(Video on-demand, April 2013) Recasting J.R.R. Tolkien’s relatively slight The Hobbit into a massive action/adventure fantasy epic trilogy mold means that it’s best to forget about any meaningful book-to-screen comparisons. It’s best to judge it as a follow-up to the Lord of the Rings movie trilogy, and assume that it’s going to be cast in the same mold. In this light, first film An Unexpected Journey hits most of the expected notes by leisurely introducing the characters, sending them off on a quest and indulging into plenty of action-packed adventures. None of it is presented economically, meaning that fans get a lot for their money and non-fans can find the whole thing overdrawn. Still, much of what made The Lord of the Rings so successful is still visible here: the attention to detail, lavish set-pieces, depth of immersion in Middle-Earth… and the care with which Peter Jackson handles his directing duties. It’s presented with a quasi-reverential respect for Tolkien’s mythology, and a great deal of excess in the way its action sequences are conceived and presented. It fits rather well with the previous trilogy (something that the drawn-out prologues make sure to accomplish), ensuring that whoever expected a follow-up to Lord of the Rings is fully satisfied. It’s not quite as good, but the most accurate comparison is to the countless imitators that have tried to recapture the success of Jackson’s trilogy: An Unexpected Journey is a markedly better work than most of the fantasy adventures that have popped up on-screen in the near-decade since Return of the King, and that’s a significant achievement in itself. This newest trilogy won’t conclude for another two years, but no matter: it’s a safe bet to say that more of the same is in store.

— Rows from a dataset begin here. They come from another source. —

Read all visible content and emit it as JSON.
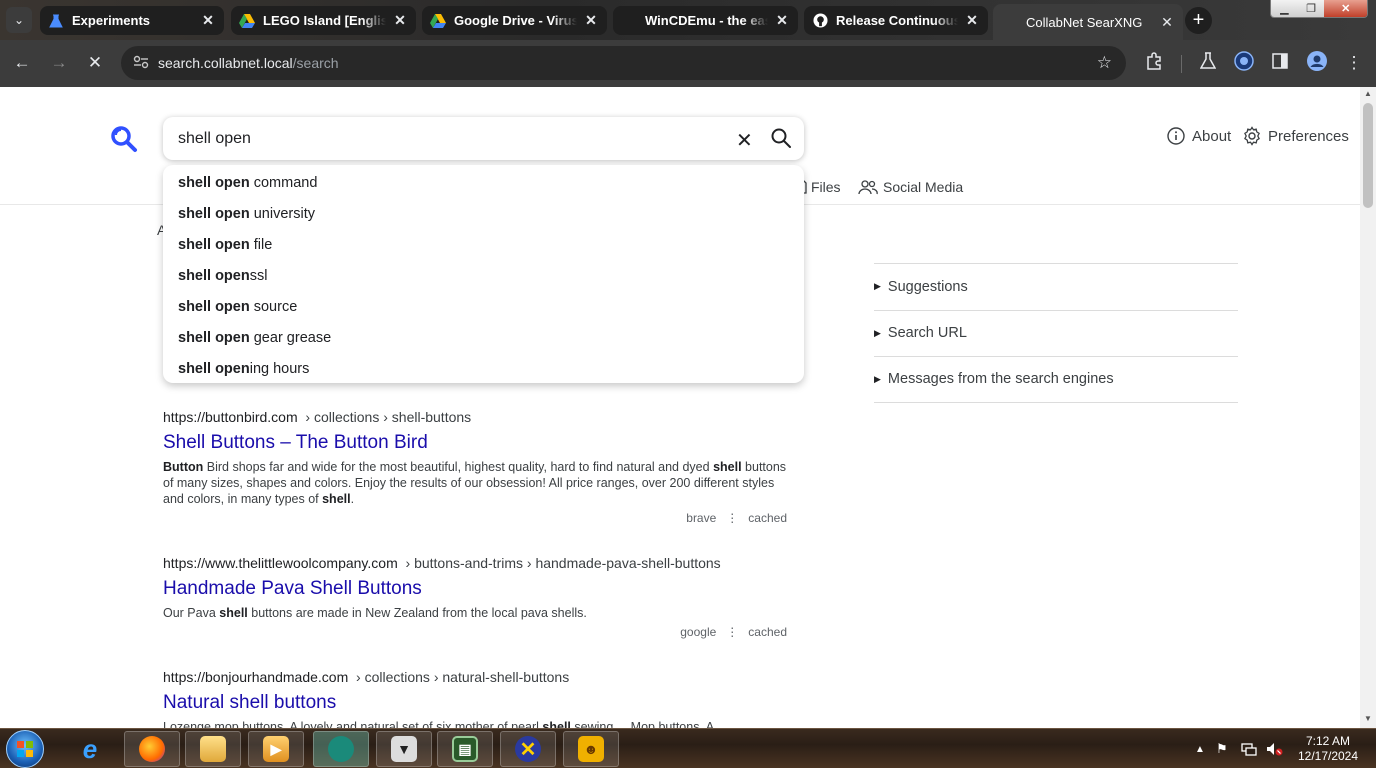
{
  "browser": {
    "tabs": [
      {
        "title": "Experiments",
        "icon": "experiments-icon",
        "color": "#4a8cff"
      },
      {
        "title": "LEGO Island [English (US)",
        "icon": "drive-icon",
        "color": "#34a853"
      },
      {
        "title": "Google Drive - Virus scan",
        "icon": "drive-icon",
        "color": "#34a853"
      },
      {
        "title": "WinCDEmu - the easiest",
        "icon": "blank-icon",
        "color": "#000000"
      },
      {
        "title": "Release Continuous bu",
        "icon": "github-icon",
        "color": "#ffffff"
      },
      {
        "title": "CollabNet SearXNG",
        "icon": "none",
        "color": "#ffffff"
      }
    ],
    "active_tab_index": 5,
    "address": {
      "host": "search.collabnet.local",
      "path": "/search"
    }
  },
  "header": {
    "search_value": "shell open",
    "about_label": "About",
    "preferences_label": "Preferences"
  },
  "categories": {
    "files_label": "Files",
    "social_label": "Social Media",
    "left_partial": "A"
  },
  "autocomplete": [
    {
      "bold": "shell open",
      "rest": " command"
    },
    {
      "bold": "shell open",
      "rest": " university"
    },
    {
      "bold": "shell open",
      "rest": " file"
    },
    {
      "bold": "shell open",
      "rest": "ssl"
    },
    {
      "bold": "shell open",
      "rest": " source"
    },
    {
      "bold": "shell open",
      "rest": " gear grease"
    },
    {
      "bold": "shell open",
      "rest": "ing hours"
    }
  ],
  "sidebar": [
    {
      "label": "Suggestions"
    },
    {
      "label": "Search URL"
    },
    {
      "label": "Messages from the search engines"
    }
  ],
  "results": [
    {
      "host": "https://buttonbird.com",
      "path": "› collections › shell-buttons",
      "title": "Shell Buttons – The Button Bird",
      "snippet_html": "<b>Button</b> Bird shops far and wide for the most beautiful, highest quality, hard to find natural and dyed <b>shell</b> buttons of many sizes, shapes and colors. Enjoy the results of our obsession! All price ranges, over 200 different styles and colors, in many types of <b>shell</b>.",
      "engine": "brave",
      "cached": "cached"
    },
    {
      "host": "https://www.thelittlewoolcompany.com",
      "path": "› buttons-and-trims › handmade-pava-shell-buttons",
      "title": "Handmade Pava Shell Buttons",
      "snippet_html": "Our Pava <b>shell</b> buttons are made in New Zealand from the local pava shells.",
      "engine": "google",
      "cached": "cached"
    },
    {
      "host": "https://bonjourhandmade.com",
      "path": "› collections › natural-shell-buttons",
      "title": "Natural shell buttons",
      "snippet_html": "Lozenge mop buttons. A lovely and natural set of six mother of pearl <b>shell</b> sewing ... Mop buttons. A",
      "engine": "",
      "cached": ""
    }
  ],
  "taskbar": {
    "clock_time": "7:12 AM",
    "clock_date": "12/17/2024",
    "apps": [
      "internet-explorer-icon",
      "firefox-icon",
      "file-explorer-icon",
      "media-player-icon",
      "chat-app-icon",
      "fox-app-icon",
      "terminal-app-icon",
      "x-app-icon",
      "lion-app-icon"
    ]
  }
}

Harper Collins, 1954, 1153 pages, C$95.00 hc, ISBN 0-261-10230-3
It seems strange for a voracious reader such as myself not to have read The Lords of the Rings, one of literary history’s most influential work, in or outside the science-fiction/fantasy genre. Hey, everyone has their blind spots; at least I took the time to correct this one, plunging in Tolkien’s 1000+ pages saga in the waning hours of December 31, 1999.
It took nearly three weeks, but I finally finished The Lord of the Rings. The earth didn’t tremble, the world was not magically transformed to a better place, I was not struck down by a bolt of pure epiphany. Of course, given the amount of hype that preceded the book, I shouldn’t have been overly surprised by a certain letdown. No book can survive this amount of build-up.
But even then, I found The Lord of the Rings a laborious read. The very qualities of the work that made its reputation -the breathtaking world-building, the literary writing, the inclusion of songs and made-up languages, the epic nature of the narration- are the very things that drove me to frustration. Things that could have been told in two pages suddenly took a whole chapter; a rather simple trip from point A to point B became lengthy proceedings punctuated by crises that often didn’t amount to much lasting excitement or dramatic point. I found it strange that Tolkien spent so much time away from Frodo when he is undoubtedly the center of interest in the story.
I skipped the songs, skimmed the most boring passages, read only a few dozen pages per day and generally was bored stiff by most of the book. And yet, I find myself with a generally positive opinion of the book. Certainly, fear of peer pressure certainly accounts for part of this sentiment (being stoned to death by rabid Tolkien fans is a fate that I wish upon no one, lest of all myself) but not all of it. I might have been decidedly unimpressed by the lack of zippiness of The Lord of the Rings, but there’s no disputing that this is a very good, very impressive work.
Nowhere more impressive, of course, in the sheer depth of the world created by Tolkien, which was subsequently mined for endless hidden ripoffs which at least usually improved on the turgidness of the original. Still, imitation is the sincerest form of flattery, and few authors have been as flattered as Tolkien in seeing a whole publishing genre spring up from their not-so-humble creation.
In the end, however, mere mortals like me can scarcely complain about a work that’s too literary, too complex or too richly-detailed. It’s a measure of how darn good The Lord of the Rings is that even if I didn’t especially like it, I have no choice but to recommend it.
BRIEFLY: The Hobbit, Tolkien’s prologue to The Lord of the Rings, is undoubtedly written for children, but adults will find here a rougher yet perhaps more interesting story than the full-fledged sequel. The story remains focused on a single hobbit, Bilbo Baggins, and thus doesn’t have the dyptic structure of the trilogy. The considerably amount of dry British humor also helps.
BRIEFLY: Bored of the Rings, the Harvard Lampoon’s parody of Tolkien’s trilogy, is far shorter (160 loosely typeset pages) and much more strictly enjoyable than its source material. Well, that’s if your brand of humor include snickering at gags like “Boggies are an unattractive but annoying people whose numbers have decreased rather precipitously since the bottom fell out of the fairy-tale market.” [P.XV] Still, the book essentially parodies the first book of the trilogy, plus the conclusion—which either speaks about the non-essential nature of the rest of the Lord of the Rings, or the authors’ laziness. A hoot for fans.